#### EXERCISE
What lines of the listing include the string "icon"? Show them all.

#### RECORDS
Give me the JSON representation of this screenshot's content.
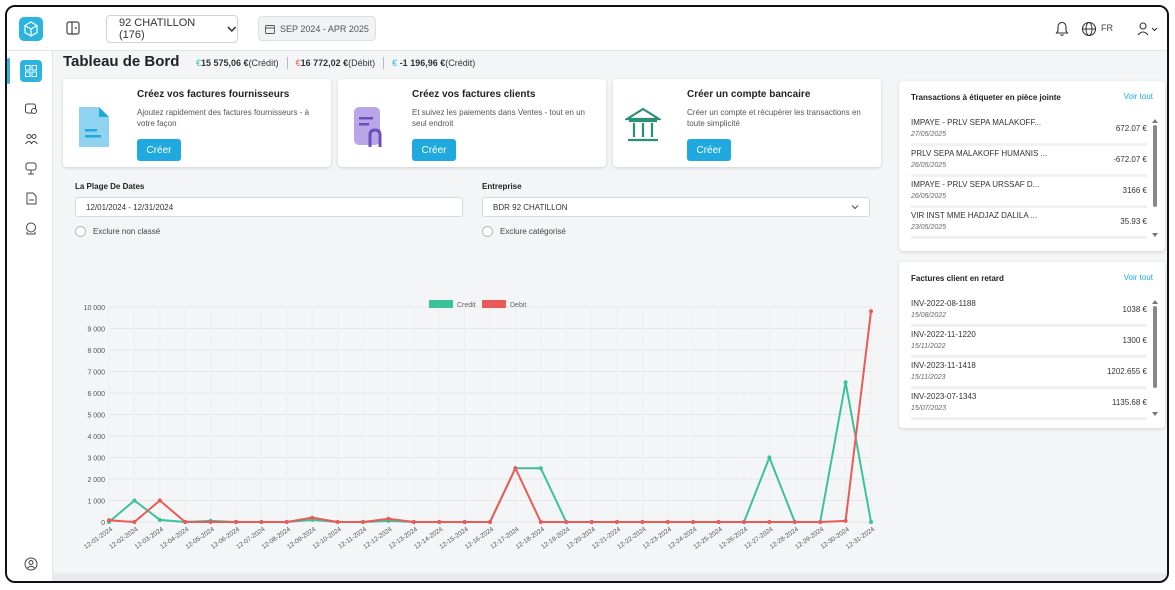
{
  "topbar": {
    "company": "92 CHATILLON (176)",
    "period": "SEP 2024 - APR 2025",
    "language": "FR"
  },
  "page": {
    "title": "Tableau de Bord",
    "credit_summary": "15 575,06 €",
    "credit_label": "(Crédit)",
    "debit_summary": "16 772,02 €",
    "debit_label": "(Débit)",
    "balance_summary": "-1 196,96 €",
    "balance_label": "(Crédit)"
  },
  "cards": [
    {
      "title": "Créez vos factures fournisseurs",
      "desc": "Ajoutez rapidement des factures fournisseurs - à votre façon",
      "button": "Créer",
      "icon": "supplier-invoice-icon"
    },
    {
      "title": "Créez vos factures clients",
      "desc": "Et suivez les paiements dans Ventes - tout en un seul endroit",
      "button": "Créer",
      "icon": "client-invoice-icon"
    },
    {
      "title": "Créer un compte bancaire",
      "desc": "Créer un compte et récupérer les transactions en toute simplicité",
      "button": "Créer",
      "icon": "bank-icon"
    }
  ],
  "filters": {
    "date_label": "La Plage De Dates",
    "date_value": "12/01/2024 - 12/31/2024",
    "company_label": "Entreprise",
    "company_value": "BDR 92 CHATILLON",
    "exclude_unclassified": "Exclure non classé",
    "exclude_categorized": "Exclure catégorisé"
  },
  "transactions_panel": {
    "title": "Transactions à étiqueter en pièce jointe",
    "link": "Voir tout",
    "rows": [
      {
        "label": "IMPAYE - PRLV SEPA MALAKOFF...",
        "date": "27/05/2025",
        "amount": "672.07 €"
      },
      {
        "label": "PRLV SEPA MALAKOFF HUMANIS ...",
        "date": "26/05/2025",
        "amount": "-672.07 €"
      },
      {
        "label": "IMPAYE - PRLV SEPA URSSAF D...",
        "date": "26/05/2025",
        "amount": "3166 €"
      },
      {
        "label": "VIR INST MME HADJAZ DALILA ...",
        "date": "23/05/2025",
        "amount": "35.93 €"
      }
    ]
  },
  "invoices_panel": {
    "title": "Factures client en retard",
    "link": "Voir tout",
    "rows": [
      {
        "label": "INV-2022-08-1188",
        "date": "15/08/2022",
        "amount": "1038 €"
      },
      {
        "label": "INV-2022-11-1220",
        "date": "15/11/2022",
        "amount": "1300 €"
      },
      {
        "label": "INV-2023-11-1418",
        "date": "15/11/2023",
        "amount": "1202.655 €"
      },
      {
        "label": "INV-2023-07-1343",
        "date": "15/07/2023",
        "amount": "1135.68 €"
      }
    ]
  },
  "colors": {
    "accent": "#2ab4df",
    "credit": "#3cc29a",
    "debit": "#ea5a5a"
  },
  "chart_data": {
    "type": "line",
    "title": "",
    "xlabel": "",
    "ylabel": "",
    "ylim": [
      0,
      10000
    ],
    "yticks": [
      "0",
      "1 000",
      "2 000",
      "3 000",
      "4 000",
      "5 000",
      "6 000",
      "7 000",
      "8 000",
      "9 000",
      "10 000"
    ],
    "legend_position": "top-center",
    "grid": true,
    "categories": [
      "12-01-2024",
      "12-02-2024",
      "12-03-2024",
      "12-04-2024",
      "12-05-2024",
      "12-06-2024",
      "12-07-2024",
      "12-08-2024",
      "12-09-2024",
      "12-10-2024",
      "12-11-2024",
      "12-12-2024",
      "12-13-2024",
      "12-14-2024",
      "12-15-2024",
      "12-16-2024",
      "12-17-2024",
      "12-18-2024",
      "12-19-2024",
      "12-20-2024",
      "12-21-2024",
      "12-22-2024",
      "12-23-2024",
      "12-24-2024",
      "12-25-2024",
      "12-26-2024",
      "12-27-2024",
      "12-28-2024",
      "12-29-2024",
      "12-30-2024",
      "12-31-2024"
    ],
    "series": [
      {
        "name": "Credit",
        "color": "#3cc29a",
        "values": [
          0,
          1000,
          100,
          0,
          50,
          0,
          0,
          0,
          100,
          0,
          0,
          50,
          0,
          0,
          0,
          0,
          2500,
          2500,
          0,
          0,
          0,
          0,
          0,
          0,
          0,
          0,
          3000,
          0,
          0,
          6500,
          0
        ]
      },
      {
        "name": "Debit",
        "color": "#ea5a5a",
        "values": [
          80,
          0,
          1000,
          0,
          0,
          0,
          0,
          0,
          200,
          0,
          0,
          150,
          0,
          0,
          0,
          0,
          2500,
          0,
          0,
          0,
          0,
          0,
          0,
          0,
          0,
          0,
          0,
          0,
          0,
          50,
          9800
        ]
      }
    ]
  }
}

#### THE ANSWER
      "icon": "supplier-invoice-icon"
      "icon": "client-invoice-icon"
      "icon": "bank-icon"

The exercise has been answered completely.